Start of Source records
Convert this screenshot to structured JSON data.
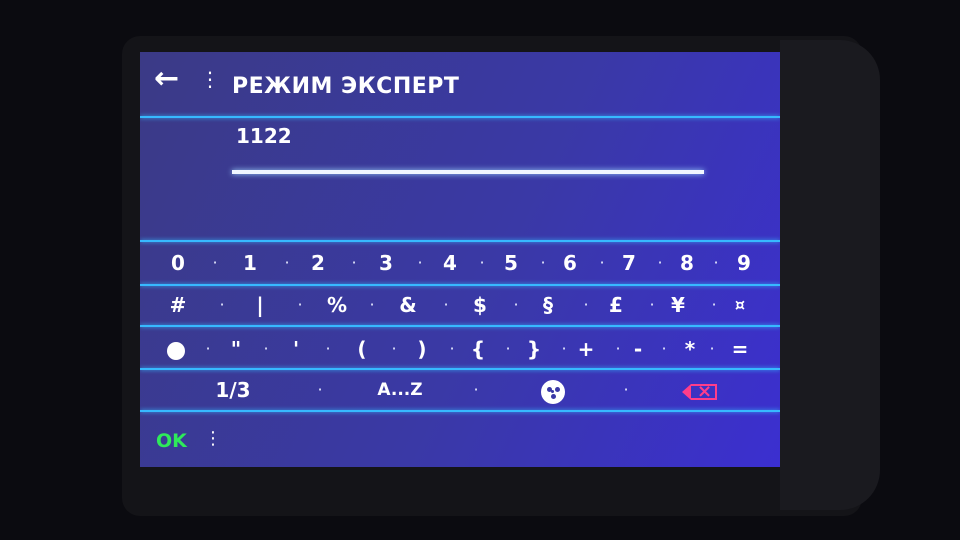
{
  "header": {
    "back_icon": "←",
    "menu_icon": "⋮",
    "title": "РЕЖИМ ЭКСПЕРТ"
  },
  "input": {
    "value": "1122"
  },
  "keyboard": {
    "row1": [
      "0",
      "1",
      "2",
      "3",
      "4",
      "5",
      "6",
      "7",
      "8",
      "9"
    ],
    "row2": [
      "#",
      "|",
      "%",
      "&",
      "$",
      "§",
      "£",
      "¥",
      "¤"
    ],
    "row3": [
      "",
      "\"",
      "'",
      "(",
      ")",
      "{",
      "}",
      "+",
      "-",
      "*",
      "="
    ],
    "row4": {
      "page_label": "1/3",
      "letters_label": "A...Z",
      "emoji_icon": "emoji-icon",
      "backspace_icon": "backspace-icon"
    },
    "separator": "·"
  },
  "footer": {
    "ok_label": "OK",
    "menu_icon": "⋮"
  },
  "colors": {
    "accent_line": "#37b9ff",
    "ok_green": "#2eea5a",
    "backspace_pink": "#ff3d8a"
  }
}
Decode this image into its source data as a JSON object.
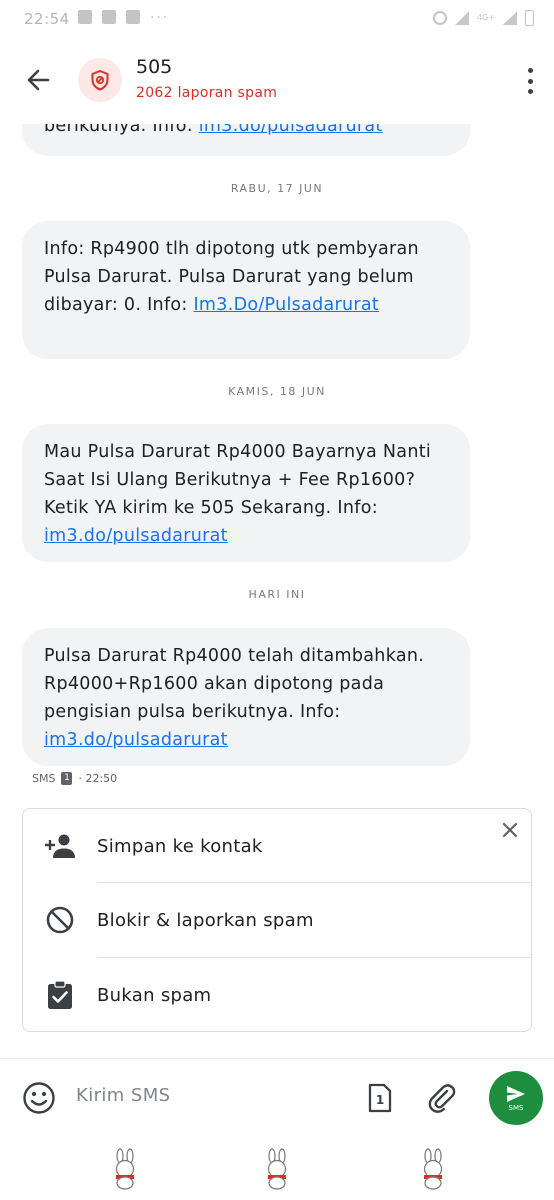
{
  "status_bar": {
    "time": "22:54",
    "network": "4G+"
  },
  "header": {
    "contact_name": "505",
    "spam_reports": "2062 laporan spam",
    "avatar_icon": "shield-alert-icon",
    "back_icon": "arrow-back-icon",
    "more_icon": "more-vert-icon"
  },
  "messages": [
    {
      "text": "berikutnya. Info: ",
      "link": "im3.do/pulsadarurat"
    },
    {
      "date": "RABU, 17 JUN",
      "text": "Info: Rp4900 tlh dipotong utk pembyaran Pulsa Darurat. Pulsa Darurat yang belum dibayar: 0. Info: ",
      "link": "Im3.Do/Pulsadarurat"
    },
    {
      "date": "KAMIS, 18 JUN",
      "text": "Mau Pulsa Darurat Rp4000 Bayarnya Nanti Saat Isi Ulang Berikutnya + Fee Rp1600? Ketik YA kirim ke 505 Sekarang. Info: ",
      "link": "im3.do/pulsadarurat"
    },
    {
      "date": "HARI INI",
      "text": "Pulsa Darurat Rp4000 telah ditambahkan. Rp4000+Rp1600 akan dipotong pada pengisian pulsa berikutnya. Info: ",
      "link": "im3.do/pulsadarurat"
    }
  ],
  "message_meta": {
    "type": "SMS",
    "sim": "1",
    "time": "· 22:50"
  },
  "spam_card": {
    "close_icon": "close-icon",
    "actions": [
      {
        "label": "Simpan ke kontak",
        "icon": "person-add-icon"
      },
      {
        "label": "Blokir & laporkan spam",
        "icon": "block-icon"
      },
      {
        "label": "Bukan spam",
        "icon": "clipboard-check-icon"
      }
    ]
  },
  "compose": {
    "placeholder": "Kirim SMS",
    "sim_label": "1",
    "send_label": "SMS"
  },
  "colors": {
    "accent": "#1a73e8",
    "spam_red": "#d93025",
    "send_green": "#1e8e3e",
    "bubble_bg": "#f1f3f4"
  }
}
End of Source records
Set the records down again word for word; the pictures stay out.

Convert this screenshot to structured JSON data.
{
  "header": {
    "back_icon": "←",
    "menu_icon": "⋮",
    "title": "РЕЖИМ ЭКСПЕРТ"
  },
  "input": {
    "value": "1122"
  },
  "keyboard": {
    "row1": [
      "0",
      "1",
      "2",
      "3",
      "4",
      "5",
      "6",
      "7",
      "8",
      "9"
    ],
    "row2": [
      "#",
      "|",
      "%",
      "&",
      "$",
      "§",
      "£",
      "¥",
      "¤"
    ],
    "row3": [
      "",
      "\"",
      "'",
      "(",
      ")",
      "{",
      "}",
      "+",
      "-",
      "*",
      "="
    ],
    "row4": {
      "page_label": "1/3",
      "letters_label": "A...Z",
      "emoji_icon": "emoji-icon",
      "backspace_icon": "backspace-icon"
    },
    "separator": "·"
  },
  "footer": {
    "ok_label": "OK",
    "menu_icon": "⋮"
  },
  "colors": {
    "accent_line": "#37b9ff",
    "ok_green": "#2eea5a",
    "backspace_pink": "#ff3d8a"
  }
}
Decode this image into its source data as a JSON object.
{
  "status_bar": {
    "time": "22:54",
    "network": "4G+"
  },
  "header": {
    "contact_name": "505",
    "spam_reports": "2062 laporan spam",
    "avatar_icon": "shield-alert-icon",
    "back_icon": "arrow-back-icon",
    "more_icon": "more-vert-icon"
  },
  "messages": [
    {
      "text": "berikutnya. Info: ",
      "link": "im3.do/pulsadarurat"
    },
    {
      "date": "RABU, 17 JUN",
      "text": "Info: Rp4900 tlh dipotong utk pembyaran Pulsa Darurat. Pulsa Darurat yang belum dibayar: 0. Info: ",
      "link": "Im3.Do/Pulsadarurat"
    },
    {
      "date": "KAMIS, 18 JUN",
      "text": "Mau Pulsa Darurat Rp4000 Bayarnya Nanti Saat Isi Ulang Berikutnya + Fee Rp1600? Ketik YA kirim ke 505 Sekarang. Info: ",
      "link": "im3.do/pulsadarurat"
    },
    {
      "date": "HARI INI",
      "text": "Pulsa Darurat Rp4000 telah ditambahkan. Rp4000+Rp1600 akan dipotong pada pengisian pulsa berikutnya. Info: ",
      "link": "im3.do/pulsadarurat"
    }
  ],
  "message_meta": {
    "type": "SMS",
    "sim": "1",
    "time": "· 22:50"
  },
  "spam_card": {
    "close_icon": "close-icon",
    "actions": [
      {
        "label": "Simpan ke kontak",
        "icon": "person-add-icon"
      },
      {
        "label": "Blokir & laporkan spam",
        "icon": "block-icon"
      },
      {
        "label": "Bukan spam",
        "icon": "clipboard-check-icon"
      }
    ]
  },
  "compose": {
    "placeholder": "Kirim SMS",
    "sim_label": "1",
    "send_label": "SMS"
  },
  "colors": {
    "accent": "#1a73e8",
    "spam_red": "#d93025",
    "send_green": "#1e8e3e",
    "bubble_bg": "#f1f3f4"
  }
}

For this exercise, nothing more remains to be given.